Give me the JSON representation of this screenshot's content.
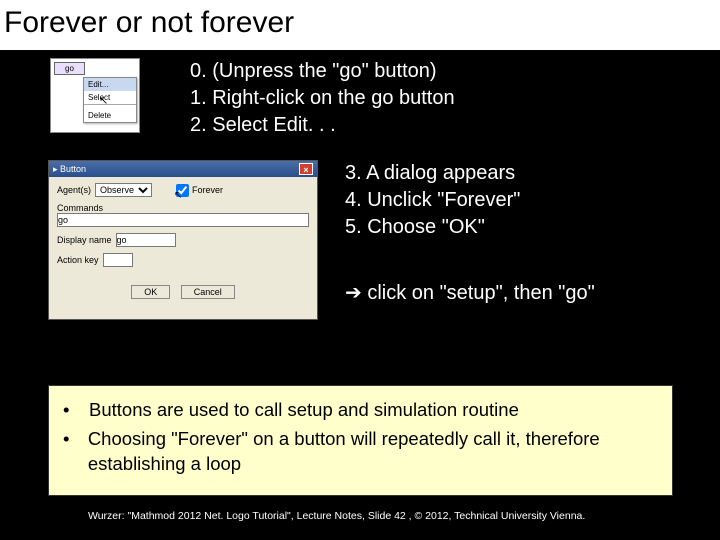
{
  "title": "Forever or not forever",
  "thumb1": {
    "go_label": "go",
    "menu": {
      "edit": "Edit...",
      "select": "Select",
      "divider": "",
      "delete": "Delete"
    }
  },
  "steps_a": {
    "s0": "0.   (Unpress the \"go\" button)",
    "s1": "1.  Right-click on the go button",
    "s2": "2.  Select Edit. . ."
  },
  "dialog": {
    "title": "Button",
    "agents_label": "Agent(s)",
    "agents_value": "Observe",
    "forever_label": "Forever",
    "commands_label": "Commands",
    "commands_value": "go",
    "display_label": "Display name",
    "display_value": "go",
    "action_label": "Action key",
    "ok": "OK",
    "cancel": "Cancel"
  },
  "steps_b": {
    "s3": "3. A dialog appears",
    "s4": "4. Unclick \"Forever\"",
    "s5": "5. Choose \"OK\""
  },
  "arrow_text": " click on \"setup\", then \"go\"",
  "info": {
    "b1": "Buttons are used to call setup and simulation routine",
    "b2": "Choosing \"Forever\" on a button will repeatedly call it, therefore establishing a loop"
  },
  "footer": "Wurzer: \"Mathmod 2012 Net. Logo Tutorial\", Lecture Notes, Slide 42 , © 2012, Technical University Vienna."
}
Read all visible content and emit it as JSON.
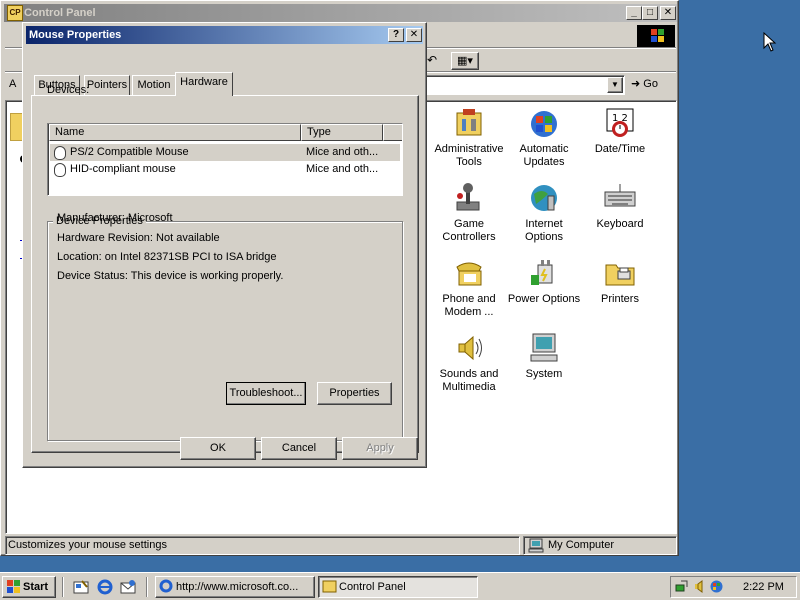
{
  "control_panel": {
    "title": "Control Panel",
    "go_label": "Go",
    "address_letter": "A",
    "status_text": "Customizes your mouse settings",
    "status_zone": "My Computer",
    "items": [
      {
        "label": "Administrative Tools",
        "icon": "admin-tools-icon"
      },
      {
        "label": "Automatic Updates",
        "icon": "windows-update-icon"
      },
      {
        "label": "Date/Time",
        "icon": "calendar-clock-icon"
      },
      {
        "label": "Game Controllers",
        "icon": "joystick-icon"
      },
      {
        "label": "Internet Options",
        "icon": "globe-icon"
      },
      {
        "label": "Keyboard",
        "icon": "keyboard-icon"
      },
      {
        "label": "Phone and Modem ...",
        "icon": "phone-icon"
      },
      {
        "label": "Power Options",
        "icon": "power-plug-icon"
      },
      {
        "label": "Printers",
        "icon": "printer-folder-icon"
      },
      {
        "label": "Sounds and Multimedia",
        "icon": "speaker-icon"
      },
      {
        "label": "System",
        "icon": "computer-icon"
      }
    ]
  },
  "dialog": {
    "title": "Mouse Properties",
    "help_glyph": "?",
    "close_glyph": "✕",
    "tabs": [
      "Buttons",
      "Pointers",
      "Motion",
      "Hardware"
    ],
    "active_tab": "Hardware",
    "devices_label": "Devices:",
    "columns": [
      "Name",
      "Type"
    ],
    "devices": [
      {
        "name": "PS/2 Compatible Mouse",
        "type": "Mice and oth..."
      },
      {
        "name": "HID-compliant mouse",
        "type": "Mice and oth..."
      }
    ],
    "group_title": "Device Properties",
    "properties": [
      "Manufacturer: Microsoft",
      "Hardware Revision: Not available",
      "Location: on Intel 82371SB PCI to ISA bridge",
      "Device Status: This device is working properly."
    ],
    "troubleshoot_label": "Troubleshoot...",
    "properties_label": "Properties",
    "ok_label": "OK",
    "cancel_label": "Cancel",
    "apply_label": "Apply"
  },
  "taskbar": {
    "start_label": "Start",
    "tasks": [
      "http://www.microsoft.co...",
      "Control Panel"
    ],
    "clock": "2:22 PM"
  },
  "colors": {
    "desktop": "#3a6ea5",
    "active_title": "#0a246a",
    "inactive_title": "#808080",
    "face": "#d4d0c8"
  }
}
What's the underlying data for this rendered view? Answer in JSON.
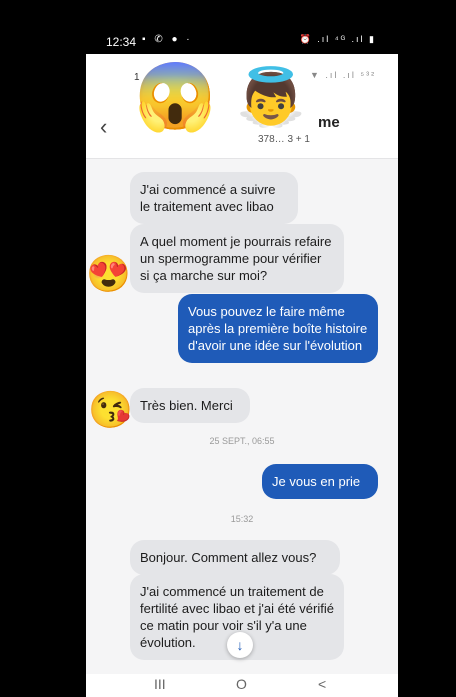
{
  "status_bar": {
    "time": "12:34",
    "left_icons": "▪ ✆ ● ·",
    "right_icons": "⏰ .ıl ⁴ᴳ .ıl ▮"
  },
  "header": {
    "back_icon": "‹",
    "contact_name": "me",
    "contact_sub": "378… 3 + 1",
    "faded_digit": "1",
    "faded_icons": "▼ .ıl .ıl ⁵³²"
  },
  "emojis": {
    "scream": "😱",
    "angel": "👼",
    "heart_eyes": "😍",
    "kiss": "😘"
  },
  "messages": [
    {
      "dir": "in",
      "text": "J'ai commencé a suivre le traitement avec libao"
    },
    {
      "dir": "in",
      "text": "A quel moment je pourrais refaire un spermogramme pour vérifier si ça marche sur moi?"
    },
    {
      "dir": "out",
      "text": "Vous pouvez le faire même après la première boîte histoire d'avoir une idée sur l'évolution"
    },
    {
      "dir": "in",
      "text": "Très bien. Merci"
    },
    {
      "dir": "out",
      "text": "Je vous en prie"
    },
    {
      "dir": "in",
      "text": "Bonjour. Comment allez vous?"
    },
    {
      "dir": "in",
      "text": "J'ai commencé un traitement de fertilité avec libao et j'ai été vérifié ce matin pour voir s'il y'a une évolution."
    }
  ],
  "timestamps": [
    "25 SEPT., 06:55",
    "15:32"
  ],
  "scroll_down_icon": "↓",
  "nav_bar": {
    "recents": "III",
    "home": "O",
    "back": "<"
  }
}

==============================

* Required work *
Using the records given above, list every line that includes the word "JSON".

* Reply *
Give me the JSON representation of this screenshot's content.
Read all visible content and emit it as JSON.
What's the underlying data for this rendered view? Answer in JSON.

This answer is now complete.